Objects & Ideas showed a selection of minimalist designs, each with a creative spin. Their Wye Rocker stood out with its continuous curves and a sling seat, resulting in a piece that’s just as beautiful as it is comfortable.
Kroft recently launched HNGR, a self-leveling hanging system that can be used to hold your clothes, coats, plants, lighting, artwork, or even magazines. The minimalist design can work in the entryway, bedroom, laundry room, or anywhere else you might need storage. Smart and simple.
Miles & May have given their M3 Chair an update in sleek white leather. The low backed design makes for the perfect dining chair and the new leather is so clean and smooth it’s hard to believe it’s actually leather.
Christopher Solar Design was back with a pair of wooden lamps, called the Stitch Floor Lamp, featuring a tripod base, white linen drum shade, and a cloth covered cord that looks as if it’s sewn up one of the legs.
PELLE displayed new additions to their Tripp series of triangular lighting. The Tripp-Mini Sconce boasts strong geometric lines and angles that result in complex reflections. The Tripp collection also comes in a new rust finish that has a weathered texture.
Atelier Bussière had these fun LOG side tables that were inspired by wood, as the name suggests. The irregular tops are made of engraved granite to look like slices of a cut tree sitting atop colorful hairpin legs.
Kastella’s handcrafted furniture on display included these C401 stools that seem simple at a quick glance, only to discover really beautiful details, like the smooth transition between seat and legs along with a machined brass footrest.
1925Workbench was born from a need of particular hardware for a sliding barn door only to discover it wasn’t easy to find. That led to them designing much more than just gorgeous barn door hardware – they also make custom doors, furniture, and rolling library ladders.
Moving on from the Maker section, we headed to the Canadian by Nature exhibit, which showcased over 60 emerging and established designers and studios of Canadian architecture and design. The section, curated by Paul Makovsky of Metropolis Magazine, gave great insight into some of the best Canadian design out there, including this DST Clock by Lukas Peet. The brilliant design will remove all frustration every six months when it’s time to reset your clock to go on and off Daylight Savings Time. Simply rehang the clock on the other hole to go back or advance an hour.
Also part of the Canadian by Nature display was the Mamba Rug by Watson Soule. I loved the graphic black, white, and green pattern.
Back in 2013 and 2014, we covered the prefab, multi-use Bunkie cabins. The Bunkie company designs were smart, thoughtfully designed, and well, adorable. The company continues to evolve the design adding new modules and beautiful interiors like the one above.
ANONY was a standout at last year’s IDS and they came back through with a new fixture that definitely drew a crowd. The Highwire pendant features weighted light disks that rest on taught cables which allow the user to adjust to change the look and feel of the overall design.

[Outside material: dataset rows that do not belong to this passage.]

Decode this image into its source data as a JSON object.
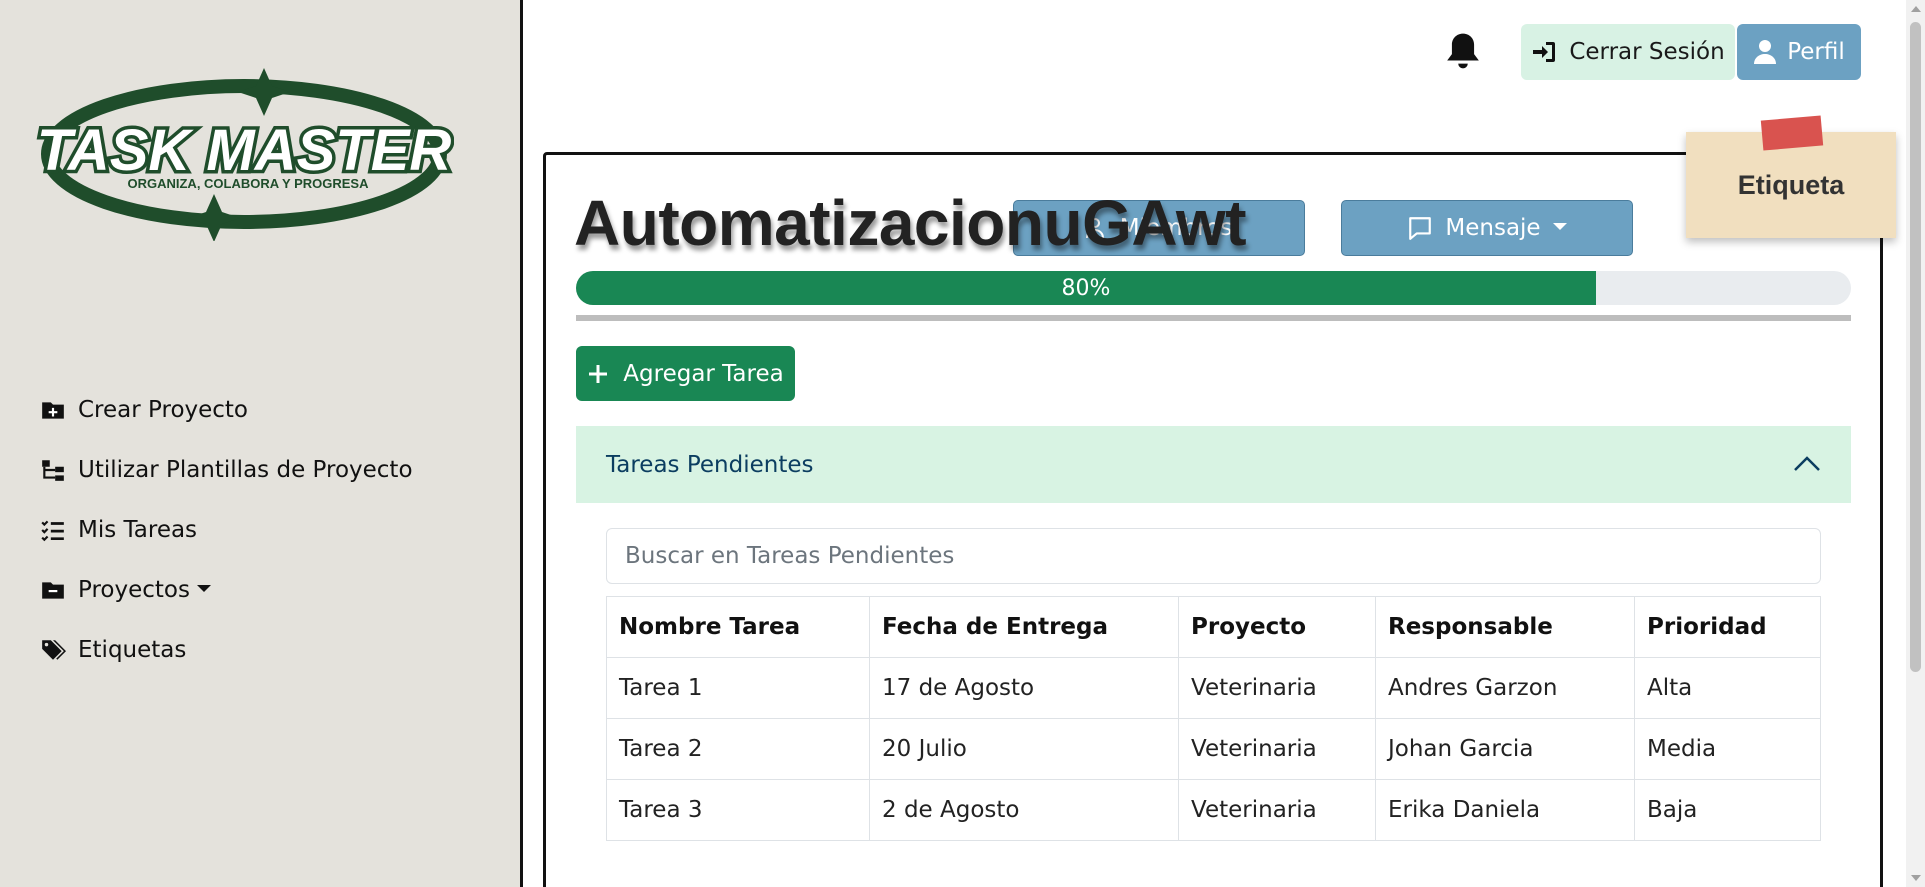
{
  "sidebar": {
    "logo": {
      "title": "TASK MASTER",
      "tagline": "ORGANIZA, COLABORA Y PROGRESA",
      "color": "#1f4d2b"
    },
    "items": [
      {
        "label": "Crear Proyecto",
        "icon": "folder-plus-icon"
      },
      {
        "label": "Utilizar Plantillas de Proyecto",
        "icon": "diagram-icon"
      },
      {
        "label": "Mis Tareas",
        "icon": "list-check-icon"
      },
      {
        "label": "Proyectos",
        "icon": "folder-minus-icon"
      },
      {
        "label": "Etiquetas",
        "icon": "tags-icon"
      }
    ]
  },
  "header": {
    "notifications_icon": "bell-icon",
    "logout_label": "Cerrar Sesión",
    "profile_label": "Perfil"
  },
  "note": {
    "label": "Etiqueta"
  },
  "project": {
    "title": "AutomatizacionuGAwt",
    "members_label": "Miembros",
    "message_label": "Mensaje",
    "progress": 0.8,
    "progress_label": "80%",
    "add_task_label": "Agregar Tarea"
  },
  "pending": {
    "header": "Tareas Pendientes",
    "search_placeholder": "Buscar en Tareas Pendientes",
    "columns": [
      "Nombre Tarea",
      "Fecha de Entrega",
      "Proyecto",
      "Responsable",
      "Prioridad"
    ],
    "rows": [
      [
        "Tarea 1",
        "17 de Agosto",
        "Veterinaria",
        "Andres Garzon",
        "Alta"
      ],
      [
        "Tarea 2",
        "20 Julio",
        "Veterinaria",
        "Johan Garcia",
        "Media"
      ],
      [
        "Tarea 3",
        "2 de Agosto",
        "Veterinaria",
        "Erika Daniela",
        "Baja"
      ]
    ]
  },
  "colors": {
    "primary_blue": "#6ca1c2",
    "success_green": "#198754",
    "accordion_bg": "#d8f3e3",
    "sidebar_bg": "#e4e2dc"
  }
}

COFO Design launched their first collaboration with freshly graduated designer, Trish Roque. Their design model aims to give up and coming designers a start by co-producing the work with them and guiding them along the design process from start to finish. The Roque chair mixes Japanese and Scandinavian design sensibilities with its cold-rolled steel frame in a brushed black satin polish finish and its oversized upholstered seat.